I expect to be fired tomorrow.
I work for a small company owned by a man and wife. They’re both semi-retired. The husband returns from lunch smelling of alcohol and enjoys “checking” on my coworker and I. Given he’s drunk, I find this annoying. I admit I have an attitude about this and if I snap at him, I later apologize.
The husband also represents our company at trade shows where he turns into a surly, mean drunk, and makes inappropriate comments to customers. I haven’t quit because I like my job, my coworker and the wife, am well-compensated, have almost no commute time, and am worried about the coming recession.
Yesterday afternoon, the husband was drunk. He asked me questions about a project. I told him, “I’ve handled it.” He then told my coworker he had “just about had it” with my attitude problem. He told asked my coworker to tell me so. He also told my coworker, a man, that I apparently had a problem with men. All I said was “I’ve handled it.”
An hour later, the husband emailed me saying, “if you’re unhappy, you need to find another job.” Thirty minutes after that, he emailed me I “had overnight to decide if I wanted to stay here.”
The husband had a similar blowout with my predecessor and fired her. That’s how I ended up with my job. He’s also the type that gets angrier over time, and I’m thinking he’ll stew overnight and there won’t be anything I can say in the morning.
If I’m fired for a “bad attitude,” how do I address that in a job interview?
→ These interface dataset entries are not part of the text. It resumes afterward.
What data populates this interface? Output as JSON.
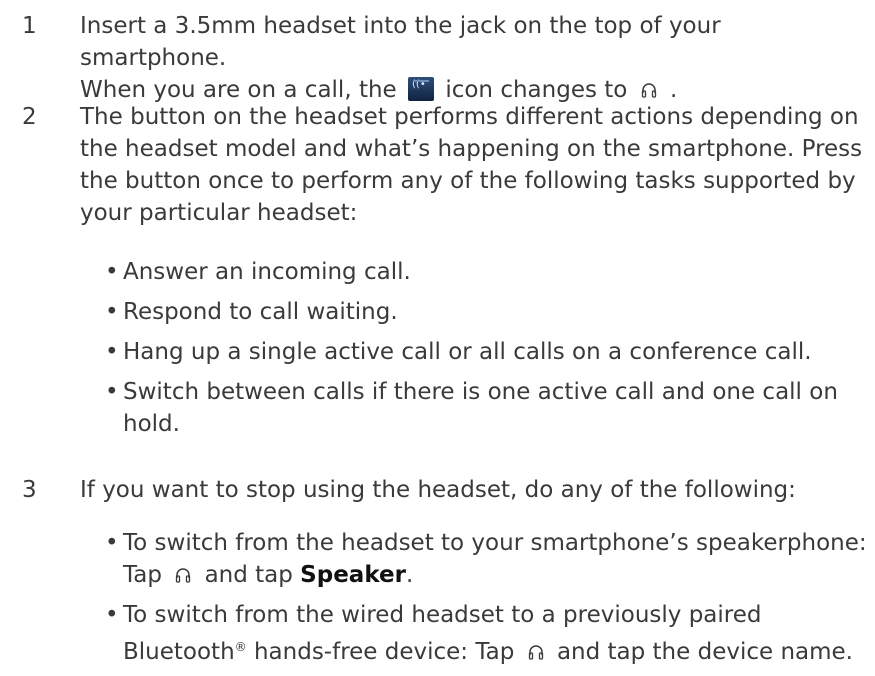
{
  "steps": [
    {
      "number": "1",
      "line1": "Insert a 3.5mm headset into the jack on the top of your smartphone.",
      "line2_before": "When you are on a call, the",
      "line2_middle": "icon changes to",
      "line2_after": "."
    },
    {
      "number": "2",
      "text": "The button on the headset performs different actions depending on the headset model and what’s happening on the smartphone. Press the button once to perform any of the following tasks supported by your particular headset:",
      "bullets": [
        "Answer an incoming call.",
        "Respond to call waiting.",
        "Hang up a single active call or all calls on a conference call.",
        "Switch between calls if there is one active call and one call on hold."
      ]
    },
    {
      "number": "3",
      "text": "If you want to stop using the headset, do any of the following:",
      "bullets": [
        {
          "text1": "To switch from the headset to your smartphone’s speakerphone: Tap",
          "text2": "and tap",
          "bold": "Speaker",
          "end": "."
        },
        {
          "text1": "To switch from the wired headset to a previously paired Bluetooth",
          "superscript": "®",
          "text2": "hands-free device: Tap",
          "text3": "and tap the device name."
        }
      ]
    }
  ],
  "icons": {
    "speaker": "speaker-icon",
    "speaker_label": "Speaker",
    "headset": "headset-icon"
  }
}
I don’t want to give prospective employers a rundown on my boss’ alcoholism. How do others handle alcoholic bosses?
If you’re fired tomorrow, ask your coworker and the wife for positive letters of reference. These letters, along with how you interview, vouch for your work ethic, professionalism and attitude.
When a prospective employer asks for the name of your former supervisor, give the wife’s name. Suggest that the best time for a reference call is during the lunch hour or at another time you expect the husband to be out of the office or unable to answer the phone. If you have a performance review, include it with your resume. Employers trust performance reviews more than reference letters. In short, head off the negative reference you fear.
Don’t discuss the husband’s alcoholism. If you do, you show your willingness to trash a former employer, which reflects badly on you. If the prospective employer hears negative comments from the husband, your perspective employer will balance that with your references and the fact that you didn’t seize the opportunity to badmouth the husband.
Next, although the husband appears ninety percent of the problem, you own ten percent. While you maintain all you said was “I’ve handled it” and that you apologize whenever you snap, you likely show attitude in your voice tone and demeanor. If so, it’s understandable, but doesn’t give you or him a respectful foundation for an effective employer/employee relationship.
If you stay, realize you can’t control your boss by how you respond to him, as alcohol abuse feeds on denial. Alcoholics rarely see the degree to which their drinking impacts their behavior, and your boss apparently projects blame onto you for your reaction, while ignoring how he triggers you.
Alcoholics have poor memories. When your boss tells you something, send him a follow-up email saying, “Just want to clarify the assignment you gave me. You’d like me to xxx. Please let me know if I misunderstood.” Alcoholics also have times during the day when it’s best not to engage with them. This doesn’t mean shoo them away, it means realize they’ve given up behavior control to a liquid drug.
Finally, you might want to leave sooner rather than later. An easily angered alcoholic boss can be dangerous to you, if he drives drunk and you’re a passenger or if he physically assaults you doing a confrontation. Better you find a new job now rather than later, particularly given the potential of a coming recession.
(c) 2022 Lynne Curry